------ Data under study ------
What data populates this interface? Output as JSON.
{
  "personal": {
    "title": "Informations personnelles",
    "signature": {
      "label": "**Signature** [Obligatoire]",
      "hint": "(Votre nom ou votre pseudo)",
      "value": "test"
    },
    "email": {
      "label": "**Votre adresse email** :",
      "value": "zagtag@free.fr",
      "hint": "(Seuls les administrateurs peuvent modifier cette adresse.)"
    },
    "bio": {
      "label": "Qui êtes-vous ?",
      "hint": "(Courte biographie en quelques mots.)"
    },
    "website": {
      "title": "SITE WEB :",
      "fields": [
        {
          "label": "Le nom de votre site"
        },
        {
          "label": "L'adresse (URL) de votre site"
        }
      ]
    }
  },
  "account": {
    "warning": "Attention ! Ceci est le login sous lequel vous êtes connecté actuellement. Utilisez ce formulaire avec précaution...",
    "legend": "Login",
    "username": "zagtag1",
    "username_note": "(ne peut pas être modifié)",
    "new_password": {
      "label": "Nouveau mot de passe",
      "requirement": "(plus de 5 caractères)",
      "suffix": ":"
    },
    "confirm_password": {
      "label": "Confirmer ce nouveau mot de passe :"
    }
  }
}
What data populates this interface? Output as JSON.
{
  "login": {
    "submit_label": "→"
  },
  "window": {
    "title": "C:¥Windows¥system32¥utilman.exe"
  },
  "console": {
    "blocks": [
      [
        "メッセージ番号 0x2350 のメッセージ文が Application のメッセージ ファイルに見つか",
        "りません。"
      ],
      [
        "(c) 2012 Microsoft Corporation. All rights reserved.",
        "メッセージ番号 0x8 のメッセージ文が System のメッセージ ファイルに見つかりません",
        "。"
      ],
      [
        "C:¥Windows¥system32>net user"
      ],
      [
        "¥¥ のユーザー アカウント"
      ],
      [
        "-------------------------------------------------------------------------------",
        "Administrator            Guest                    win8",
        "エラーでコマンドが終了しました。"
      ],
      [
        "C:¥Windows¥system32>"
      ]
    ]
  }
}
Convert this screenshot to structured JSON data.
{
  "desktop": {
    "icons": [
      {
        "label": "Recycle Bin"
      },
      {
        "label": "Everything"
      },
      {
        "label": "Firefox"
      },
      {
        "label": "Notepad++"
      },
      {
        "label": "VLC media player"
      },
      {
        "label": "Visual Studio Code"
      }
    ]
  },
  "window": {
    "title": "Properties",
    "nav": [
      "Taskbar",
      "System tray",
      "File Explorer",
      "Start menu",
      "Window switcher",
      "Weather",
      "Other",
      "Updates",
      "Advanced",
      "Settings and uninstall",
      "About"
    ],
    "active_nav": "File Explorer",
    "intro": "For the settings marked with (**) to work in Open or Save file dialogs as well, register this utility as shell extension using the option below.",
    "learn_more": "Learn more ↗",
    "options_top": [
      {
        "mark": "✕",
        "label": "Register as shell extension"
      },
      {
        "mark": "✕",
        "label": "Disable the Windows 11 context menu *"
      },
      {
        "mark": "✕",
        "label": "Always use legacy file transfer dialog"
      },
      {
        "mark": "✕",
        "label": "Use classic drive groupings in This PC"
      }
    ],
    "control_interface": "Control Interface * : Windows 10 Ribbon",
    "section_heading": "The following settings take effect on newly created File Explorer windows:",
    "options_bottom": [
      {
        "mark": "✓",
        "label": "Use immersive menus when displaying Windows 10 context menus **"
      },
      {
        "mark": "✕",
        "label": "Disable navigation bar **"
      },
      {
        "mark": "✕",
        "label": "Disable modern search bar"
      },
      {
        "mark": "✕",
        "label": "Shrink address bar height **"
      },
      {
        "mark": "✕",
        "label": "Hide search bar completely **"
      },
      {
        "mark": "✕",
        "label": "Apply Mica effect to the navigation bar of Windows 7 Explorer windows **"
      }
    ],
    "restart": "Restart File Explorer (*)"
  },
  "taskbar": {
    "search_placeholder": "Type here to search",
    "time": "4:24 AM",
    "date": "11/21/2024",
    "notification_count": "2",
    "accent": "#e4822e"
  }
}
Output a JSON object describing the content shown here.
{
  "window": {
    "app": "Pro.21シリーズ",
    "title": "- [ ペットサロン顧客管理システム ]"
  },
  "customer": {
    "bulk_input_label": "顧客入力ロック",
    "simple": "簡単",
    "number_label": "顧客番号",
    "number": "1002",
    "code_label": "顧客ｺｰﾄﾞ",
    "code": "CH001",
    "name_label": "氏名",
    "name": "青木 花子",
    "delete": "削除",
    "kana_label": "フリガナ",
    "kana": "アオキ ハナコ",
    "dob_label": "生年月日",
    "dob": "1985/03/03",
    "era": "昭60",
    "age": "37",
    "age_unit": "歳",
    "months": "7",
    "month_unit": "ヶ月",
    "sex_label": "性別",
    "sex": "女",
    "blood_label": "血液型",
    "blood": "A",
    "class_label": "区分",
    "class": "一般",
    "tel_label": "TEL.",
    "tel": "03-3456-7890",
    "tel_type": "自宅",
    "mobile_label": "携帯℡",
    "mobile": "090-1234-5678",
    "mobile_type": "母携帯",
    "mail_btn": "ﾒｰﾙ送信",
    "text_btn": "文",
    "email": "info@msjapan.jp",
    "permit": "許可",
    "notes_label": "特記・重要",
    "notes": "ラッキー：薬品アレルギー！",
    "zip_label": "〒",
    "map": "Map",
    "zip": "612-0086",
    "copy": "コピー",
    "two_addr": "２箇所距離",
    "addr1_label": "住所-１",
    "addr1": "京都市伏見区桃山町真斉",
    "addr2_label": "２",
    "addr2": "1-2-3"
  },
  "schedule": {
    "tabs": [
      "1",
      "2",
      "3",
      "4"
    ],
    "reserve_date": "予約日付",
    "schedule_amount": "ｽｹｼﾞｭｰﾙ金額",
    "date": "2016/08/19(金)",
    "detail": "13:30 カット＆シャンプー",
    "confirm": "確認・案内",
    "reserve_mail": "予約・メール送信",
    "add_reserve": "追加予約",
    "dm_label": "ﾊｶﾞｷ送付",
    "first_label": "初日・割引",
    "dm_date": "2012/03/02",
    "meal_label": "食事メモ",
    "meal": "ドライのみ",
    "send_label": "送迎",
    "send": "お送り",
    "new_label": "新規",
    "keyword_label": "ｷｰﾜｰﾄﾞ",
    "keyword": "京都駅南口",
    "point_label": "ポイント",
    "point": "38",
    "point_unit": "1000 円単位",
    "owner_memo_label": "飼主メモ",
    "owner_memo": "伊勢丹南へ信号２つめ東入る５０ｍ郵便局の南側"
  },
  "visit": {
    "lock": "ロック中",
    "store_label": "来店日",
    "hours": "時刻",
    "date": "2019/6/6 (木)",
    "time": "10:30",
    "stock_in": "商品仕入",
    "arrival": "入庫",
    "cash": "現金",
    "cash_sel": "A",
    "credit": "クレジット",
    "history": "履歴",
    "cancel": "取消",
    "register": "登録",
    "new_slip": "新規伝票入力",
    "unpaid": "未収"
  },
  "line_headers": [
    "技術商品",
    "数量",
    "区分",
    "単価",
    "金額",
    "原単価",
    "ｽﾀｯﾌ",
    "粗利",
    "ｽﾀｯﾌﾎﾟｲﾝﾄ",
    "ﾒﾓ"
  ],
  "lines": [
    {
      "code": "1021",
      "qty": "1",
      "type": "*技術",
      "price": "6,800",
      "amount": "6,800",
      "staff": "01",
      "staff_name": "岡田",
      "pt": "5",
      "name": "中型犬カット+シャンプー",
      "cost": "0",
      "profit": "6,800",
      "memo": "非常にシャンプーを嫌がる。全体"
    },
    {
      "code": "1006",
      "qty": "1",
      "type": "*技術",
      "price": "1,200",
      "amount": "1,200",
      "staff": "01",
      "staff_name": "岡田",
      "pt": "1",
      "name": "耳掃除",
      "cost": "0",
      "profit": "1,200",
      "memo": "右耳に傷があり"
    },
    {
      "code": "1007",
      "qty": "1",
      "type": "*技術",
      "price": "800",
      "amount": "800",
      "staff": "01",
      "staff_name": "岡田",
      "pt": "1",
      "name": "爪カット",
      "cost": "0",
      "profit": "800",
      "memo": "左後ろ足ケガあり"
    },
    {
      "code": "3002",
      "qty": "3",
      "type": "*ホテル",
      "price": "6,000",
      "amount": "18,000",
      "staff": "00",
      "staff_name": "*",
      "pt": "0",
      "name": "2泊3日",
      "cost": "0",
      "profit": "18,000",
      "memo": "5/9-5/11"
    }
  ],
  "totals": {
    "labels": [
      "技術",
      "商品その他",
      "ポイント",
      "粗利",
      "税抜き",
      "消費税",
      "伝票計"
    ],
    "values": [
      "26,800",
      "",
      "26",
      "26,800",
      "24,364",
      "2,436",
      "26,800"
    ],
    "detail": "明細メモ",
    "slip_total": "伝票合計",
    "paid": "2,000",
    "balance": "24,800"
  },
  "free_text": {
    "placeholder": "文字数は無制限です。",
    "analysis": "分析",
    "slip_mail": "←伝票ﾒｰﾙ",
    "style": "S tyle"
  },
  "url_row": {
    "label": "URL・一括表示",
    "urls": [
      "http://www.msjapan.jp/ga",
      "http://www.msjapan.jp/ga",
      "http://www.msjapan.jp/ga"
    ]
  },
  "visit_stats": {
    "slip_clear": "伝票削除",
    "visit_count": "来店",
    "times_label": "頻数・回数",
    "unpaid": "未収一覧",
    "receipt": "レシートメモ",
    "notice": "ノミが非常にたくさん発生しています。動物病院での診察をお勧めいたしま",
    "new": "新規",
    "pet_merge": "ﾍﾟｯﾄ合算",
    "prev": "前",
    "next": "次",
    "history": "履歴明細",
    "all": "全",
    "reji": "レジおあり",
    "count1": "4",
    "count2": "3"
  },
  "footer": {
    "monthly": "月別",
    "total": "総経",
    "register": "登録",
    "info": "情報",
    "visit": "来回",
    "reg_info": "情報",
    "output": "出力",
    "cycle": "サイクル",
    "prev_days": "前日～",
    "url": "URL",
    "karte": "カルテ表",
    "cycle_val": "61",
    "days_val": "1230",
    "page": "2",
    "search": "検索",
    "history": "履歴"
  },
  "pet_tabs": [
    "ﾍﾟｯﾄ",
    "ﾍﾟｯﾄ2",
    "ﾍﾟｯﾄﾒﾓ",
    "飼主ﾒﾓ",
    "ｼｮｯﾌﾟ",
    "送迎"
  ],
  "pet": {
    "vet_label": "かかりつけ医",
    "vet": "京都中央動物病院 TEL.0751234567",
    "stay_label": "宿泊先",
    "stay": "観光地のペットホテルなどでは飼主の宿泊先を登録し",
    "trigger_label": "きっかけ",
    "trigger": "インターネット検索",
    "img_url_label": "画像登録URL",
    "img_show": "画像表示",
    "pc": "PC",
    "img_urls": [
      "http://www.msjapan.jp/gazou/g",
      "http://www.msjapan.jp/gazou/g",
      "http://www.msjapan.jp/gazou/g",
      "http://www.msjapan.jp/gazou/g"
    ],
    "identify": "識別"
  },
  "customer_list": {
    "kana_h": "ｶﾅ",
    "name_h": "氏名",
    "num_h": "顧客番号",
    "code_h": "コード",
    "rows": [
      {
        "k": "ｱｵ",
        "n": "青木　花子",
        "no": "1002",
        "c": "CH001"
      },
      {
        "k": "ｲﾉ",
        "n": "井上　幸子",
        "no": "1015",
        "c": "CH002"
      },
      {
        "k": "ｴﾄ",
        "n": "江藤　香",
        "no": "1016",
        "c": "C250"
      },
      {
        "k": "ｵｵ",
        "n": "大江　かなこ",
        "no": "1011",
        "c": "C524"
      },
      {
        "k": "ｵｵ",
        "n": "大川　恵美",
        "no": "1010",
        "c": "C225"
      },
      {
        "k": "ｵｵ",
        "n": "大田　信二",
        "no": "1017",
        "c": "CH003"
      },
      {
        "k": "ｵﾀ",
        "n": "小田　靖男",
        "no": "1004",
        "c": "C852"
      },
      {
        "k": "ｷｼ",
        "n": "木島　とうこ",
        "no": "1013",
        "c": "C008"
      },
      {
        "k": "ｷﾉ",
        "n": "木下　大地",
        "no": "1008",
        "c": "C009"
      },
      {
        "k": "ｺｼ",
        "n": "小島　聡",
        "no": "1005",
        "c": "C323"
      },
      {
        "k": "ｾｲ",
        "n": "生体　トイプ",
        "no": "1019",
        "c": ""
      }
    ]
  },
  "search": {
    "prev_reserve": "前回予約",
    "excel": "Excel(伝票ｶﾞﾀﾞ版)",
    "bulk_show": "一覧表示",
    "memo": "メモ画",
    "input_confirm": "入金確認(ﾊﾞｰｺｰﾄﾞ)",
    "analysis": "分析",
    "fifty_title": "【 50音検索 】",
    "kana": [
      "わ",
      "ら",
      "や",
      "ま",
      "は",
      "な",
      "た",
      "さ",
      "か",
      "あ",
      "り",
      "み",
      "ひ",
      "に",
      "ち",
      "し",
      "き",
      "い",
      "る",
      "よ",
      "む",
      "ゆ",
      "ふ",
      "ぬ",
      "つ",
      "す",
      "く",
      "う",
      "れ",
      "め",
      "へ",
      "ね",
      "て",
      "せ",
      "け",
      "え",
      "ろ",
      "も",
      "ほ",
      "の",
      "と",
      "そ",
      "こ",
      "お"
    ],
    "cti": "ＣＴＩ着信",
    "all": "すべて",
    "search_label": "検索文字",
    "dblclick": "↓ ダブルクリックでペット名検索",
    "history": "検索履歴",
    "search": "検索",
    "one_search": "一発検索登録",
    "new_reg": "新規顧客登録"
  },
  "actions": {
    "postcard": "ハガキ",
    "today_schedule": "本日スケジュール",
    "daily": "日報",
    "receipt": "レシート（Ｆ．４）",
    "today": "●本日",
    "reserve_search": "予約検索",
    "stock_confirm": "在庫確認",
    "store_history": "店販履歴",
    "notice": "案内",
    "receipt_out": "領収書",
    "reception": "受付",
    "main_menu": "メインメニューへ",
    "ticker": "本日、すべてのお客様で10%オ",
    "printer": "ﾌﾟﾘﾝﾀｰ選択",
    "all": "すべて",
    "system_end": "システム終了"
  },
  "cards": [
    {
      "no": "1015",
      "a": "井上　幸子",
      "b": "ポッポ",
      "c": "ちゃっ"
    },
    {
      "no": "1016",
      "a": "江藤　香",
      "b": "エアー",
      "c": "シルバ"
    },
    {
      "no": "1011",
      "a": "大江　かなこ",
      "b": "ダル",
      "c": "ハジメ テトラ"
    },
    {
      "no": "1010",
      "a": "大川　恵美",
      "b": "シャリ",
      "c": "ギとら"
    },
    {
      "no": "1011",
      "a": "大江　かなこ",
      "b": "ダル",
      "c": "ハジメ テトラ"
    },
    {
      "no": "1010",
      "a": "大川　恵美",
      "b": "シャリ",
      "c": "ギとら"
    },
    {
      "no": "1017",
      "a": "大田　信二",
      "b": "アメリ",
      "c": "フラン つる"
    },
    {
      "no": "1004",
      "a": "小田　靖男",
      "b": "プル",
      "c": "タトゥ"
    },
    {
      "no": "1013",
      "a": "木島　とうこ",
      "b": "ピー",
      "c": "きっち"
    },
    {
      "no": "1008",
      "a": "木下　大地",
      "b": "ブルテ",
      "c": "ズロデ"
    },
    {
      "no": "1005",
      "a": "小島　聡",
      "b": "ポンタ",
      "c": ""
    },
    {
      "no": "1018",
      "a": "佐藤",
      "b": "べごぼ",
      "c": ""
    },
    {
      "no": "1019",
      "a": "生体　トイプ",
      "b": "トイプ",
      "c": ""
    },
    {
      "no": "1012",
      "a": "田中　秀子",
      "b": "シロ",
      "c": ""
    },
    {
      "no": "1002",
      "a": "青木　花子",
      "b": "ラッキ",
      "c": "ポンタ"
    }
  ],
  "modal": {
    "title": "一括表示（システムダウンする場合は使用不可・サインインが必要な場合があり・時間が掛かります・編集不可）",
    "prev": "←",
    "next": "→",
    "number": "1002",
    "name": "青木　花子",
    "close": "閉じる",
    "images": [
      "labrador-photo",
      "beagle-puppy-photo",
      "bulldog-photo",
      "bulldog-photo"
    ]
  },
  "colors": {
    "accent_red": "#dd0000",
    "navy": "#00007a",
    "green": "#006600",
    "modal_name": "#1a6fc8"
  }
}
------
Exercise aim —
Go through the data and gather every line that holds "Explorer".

Answer to the problem —
      "File Explorer",
    "active_nav": "File Explorer",
    "section_heading": "The following settings take effect on newly created File Explorer windows:",
        "label": "Apply Mica effect to the navigation bar of Windows 7 Explorer windows **"
    "restart": "Restart File Explorer (*)"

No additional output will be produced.